LAST STATE PRISON GUARD IN OPERATION BLIND JUSTICE SENTENCED
Wifredo A. Ferrer, United States Attorney for the Southern District of Florida, John V. Gillies, Special Agent in Charge, Federal Bureau of Investigation (FBI), Miami Field Office, and Rick Bradshaw, Sheriff, Palm Beach County Sheriff’s Office, announce yesterday’s sentencing of the last defendant in Operation Blind Justice, a joint federal, state and local law enforcement undercover public corruption investigation of Florida State Prison guards. Defendant Jerry Thicklin, of Clewiston, Florida was sentenced by U.S. District Court Judge Kenneth A. Marra to 33 months in prison, to be followed by three years of supervised release. Thicklin previously pled guilty to one count of conspiracy to possess with intent to distribute cocaine, in violation of Title 21, United States Code, Section 846.
The sentencing of Thicklin brought Operation Blind Justice to a successful conclusion.
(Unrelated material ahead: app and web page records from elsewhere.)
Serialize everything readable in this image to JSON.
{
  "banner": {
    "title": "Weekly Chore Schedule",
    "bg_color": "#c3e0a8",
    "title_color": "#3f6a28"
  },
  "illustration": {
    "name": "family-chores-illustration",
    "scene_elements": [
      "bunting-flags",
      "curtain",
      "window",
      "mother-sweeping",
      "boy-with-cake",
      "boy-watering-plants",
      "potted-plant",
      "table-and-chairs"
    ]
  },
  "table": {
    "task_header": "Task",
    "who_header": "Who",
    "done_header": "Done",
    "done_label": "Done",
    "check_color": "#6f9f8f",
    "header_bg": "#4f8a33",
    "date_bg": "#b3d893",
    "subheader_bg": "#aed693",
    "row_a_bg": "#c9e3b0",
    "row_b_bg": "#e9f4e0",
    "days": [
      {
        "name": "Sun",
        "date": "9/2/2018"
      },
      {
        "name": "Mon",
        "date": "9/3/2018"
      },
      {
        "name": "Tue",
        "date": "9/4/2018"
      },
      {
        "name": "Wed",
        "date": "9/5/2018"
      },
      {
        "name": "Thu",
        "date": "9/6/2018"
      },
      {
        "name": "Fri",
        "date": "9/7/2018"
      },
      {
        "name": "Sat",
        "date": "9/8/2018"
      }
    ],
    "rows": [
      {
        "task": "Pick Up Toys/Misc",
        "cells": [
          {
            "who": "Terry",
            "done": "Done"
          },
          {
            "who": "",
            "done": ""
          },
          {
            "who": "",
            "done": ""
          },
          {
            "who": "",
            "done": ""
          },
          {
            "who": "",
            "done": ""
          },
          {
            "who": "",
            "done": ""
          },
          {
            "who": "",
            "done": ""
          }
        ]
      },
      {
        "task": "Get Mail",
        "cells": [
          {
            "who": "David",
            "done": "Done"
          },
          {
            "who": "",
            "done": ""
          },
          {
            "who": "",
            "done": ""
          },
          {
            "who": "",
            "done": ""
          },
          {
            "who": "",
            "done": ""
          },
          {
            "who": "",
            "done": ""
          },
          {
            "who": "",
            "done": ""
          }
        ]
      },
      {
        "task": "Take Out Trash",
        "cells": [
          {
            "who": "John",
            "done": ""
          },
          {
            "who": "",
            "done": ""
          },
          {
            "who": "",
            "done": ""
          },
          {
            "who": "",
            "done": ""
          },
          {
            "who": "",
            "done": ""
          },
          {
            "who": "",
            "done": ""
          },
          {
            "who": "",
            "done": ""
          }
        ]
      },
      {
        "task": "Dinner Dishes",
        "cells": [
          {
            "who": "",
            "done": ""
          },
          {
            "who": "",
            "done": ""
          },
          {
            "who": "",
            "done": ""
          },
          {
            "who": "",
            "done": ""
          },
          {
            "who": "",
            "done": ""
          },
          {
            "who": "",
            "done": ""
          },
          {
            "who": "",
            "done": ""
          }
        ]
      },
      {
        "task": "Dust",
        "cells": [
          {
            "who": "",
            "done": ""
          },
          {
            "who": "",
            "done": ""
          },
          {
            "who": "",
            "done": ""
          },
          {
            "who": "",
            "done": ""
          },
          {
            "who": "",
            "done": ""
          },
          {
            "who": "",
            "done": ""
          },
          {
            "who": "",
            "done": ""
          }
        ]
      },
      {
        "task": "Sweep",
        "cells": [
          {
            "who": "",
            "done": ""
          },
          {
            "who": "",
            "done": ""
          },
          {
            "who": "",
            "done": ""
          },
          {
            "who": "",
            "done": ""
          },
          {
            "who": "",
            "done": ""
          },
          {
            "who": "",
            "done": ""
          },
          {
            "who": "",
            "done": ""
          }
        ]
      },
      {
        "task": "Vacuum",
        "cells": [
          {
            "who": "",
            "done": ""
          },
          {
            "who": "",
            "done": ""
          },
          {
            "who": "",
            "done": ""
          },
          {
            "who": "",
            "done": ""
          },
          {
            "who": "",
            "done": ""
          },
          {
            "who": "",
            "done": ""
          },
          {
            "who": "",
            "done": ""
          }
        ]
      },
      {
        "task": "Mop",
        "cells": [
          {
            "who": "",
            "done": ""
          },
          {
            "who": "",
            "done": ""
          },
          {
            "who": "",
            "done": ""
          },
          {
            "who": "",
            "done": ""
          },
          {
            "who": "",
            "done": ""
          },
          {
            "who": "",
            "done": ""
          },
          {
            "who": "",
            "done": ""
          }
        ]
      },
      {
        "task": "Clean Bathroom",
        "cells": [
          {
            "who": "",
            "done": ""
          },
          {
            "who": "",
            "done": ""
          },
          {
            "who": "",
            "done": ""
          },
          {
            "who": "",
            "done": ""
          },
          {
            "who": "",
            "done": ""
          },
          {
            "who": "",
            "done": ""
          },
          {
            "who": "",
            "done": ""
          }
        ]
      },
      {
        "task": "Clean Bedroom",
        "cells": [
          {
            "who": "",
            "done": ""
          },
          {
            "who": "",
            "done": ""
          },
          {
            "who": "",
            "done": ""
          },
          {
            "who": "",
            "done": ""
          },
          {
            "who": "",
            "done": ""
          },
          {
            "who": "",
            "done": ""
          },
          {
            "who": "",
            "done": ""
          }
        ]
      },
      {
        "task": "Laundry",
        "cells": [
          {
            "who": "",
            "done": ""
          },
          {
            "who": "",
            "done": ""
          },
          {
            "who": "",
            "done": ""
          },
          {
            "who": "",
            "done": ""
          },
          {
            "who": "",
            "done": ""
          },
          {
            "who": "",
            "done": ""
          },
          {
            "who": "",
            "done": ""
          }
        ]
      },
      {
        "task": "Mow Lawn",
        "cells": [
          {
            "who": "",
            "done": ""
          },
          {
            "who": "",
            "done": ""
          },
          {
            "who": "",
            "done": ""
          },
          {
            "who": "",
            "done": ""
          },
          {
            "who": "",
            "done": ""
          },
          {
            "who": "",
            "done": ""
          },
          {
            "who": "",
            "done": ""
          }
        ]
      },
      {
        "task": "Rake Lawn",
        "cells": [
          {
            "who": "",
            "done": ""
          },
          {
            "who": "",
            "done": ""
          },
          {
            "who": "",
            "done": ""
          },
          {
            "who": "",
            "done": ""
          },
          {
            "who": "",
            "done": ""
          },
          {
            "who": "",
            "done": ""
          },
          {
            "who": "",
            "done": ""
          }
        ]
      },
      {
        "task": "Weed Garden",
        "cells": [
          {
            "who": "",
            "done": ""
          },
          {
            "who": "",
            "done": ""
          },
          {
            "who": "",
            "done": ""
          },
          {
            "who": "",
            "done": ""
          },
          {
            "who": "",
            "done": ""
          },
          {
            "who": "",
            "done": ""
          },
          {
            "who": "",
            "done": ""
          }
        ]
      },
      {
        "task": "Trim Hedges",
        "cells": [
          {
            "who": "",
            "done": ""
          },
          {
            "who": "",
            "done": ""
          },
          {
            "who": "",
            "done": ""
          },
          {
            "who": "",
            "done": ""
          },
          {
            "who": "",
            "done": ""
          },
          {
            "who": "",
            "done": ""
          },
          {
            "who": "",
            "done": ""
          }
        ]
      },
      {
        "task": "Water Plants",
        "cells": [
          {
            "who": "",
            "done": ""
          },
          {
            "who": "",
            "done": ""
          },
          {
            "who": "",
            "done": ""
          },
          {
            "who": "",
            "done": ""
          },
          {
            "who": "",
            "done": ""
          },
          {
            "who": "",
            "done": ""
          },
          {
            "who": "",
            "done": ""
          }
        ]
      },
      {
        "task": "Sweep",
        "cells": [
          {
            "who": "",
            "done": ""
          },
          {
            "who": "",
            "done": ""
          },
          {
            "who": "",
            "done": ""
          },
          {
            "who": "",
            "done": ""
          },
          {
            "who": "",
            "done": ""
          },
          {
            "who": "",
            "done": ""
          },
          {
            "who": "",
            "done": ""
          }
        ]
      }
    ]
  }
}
During the investigation, FBI undercover agents represented to the defendants that they were members of a purported drug trafficking group, interested in having the defendants protect and facilitate the undercover agents’ drug trafficking operation in exchange for cash payments. As discussed during the various guilty pleas, undercover federal and state and local law enforcement agents posed as drug traffickers, and paid each of the defendants to carry multi-kilogram quantities of cocaine from Miami to West Palm Beach in exchange for cash payments of $5,000. Undercover meetings, the delivery of sham cocaine, and the payment of cash bribes were all recorded by law enforcement using digital audio and video equipment; all of the defendants wore official clothing during the time of the nine separate drug transportation episodes. None of the sham cocaine was ever smuggled into any state prison facility.
The investigation that began at the request of the Florida Department of Corrections into alleged smuggling of contraband into Glades Correctional Institute by state employees. The undercover operation that resulted in the charges against Thicklin also led to charges against guards at Moore Haven Correctional at Moore Haven, Hendry County, Florida. In February 2010, sixteen individuals, including 13 corrections officers, were charged in United States v. Latess Hill, et al., Case No. 10-80019-Cr-Middlebrooks. Three defendants posed as actual guards in order to participate in transporting what they thought was cocaine.
In total, nineteen defendants pled guilty and were sentenced for their participation in this operation. Sentences ranged from 30 to 57 months.
Mr. Ferrer commended the investigative efforts of the Federal Bureau of Investigation and the Palm Beach County Sheriff’s Office. Mr. Ferrer also acknowledged the outstanding cooperation of the Florida Department of Corrections. The case was prosecuted by Assistant U.S. Attorneys Stephen Carlton and Julia Paylor.
A copy of this press release may be found on the website of the United States Attorney's Office for the Southern District of Florida at http://www.usdoj.gov/usao/fls. Related court documents and information may be found on the website of the District Court for the Southern District of Florida at http://www.flsd.uscourts.gov or on http://pacer.flsd.uscourts.gov.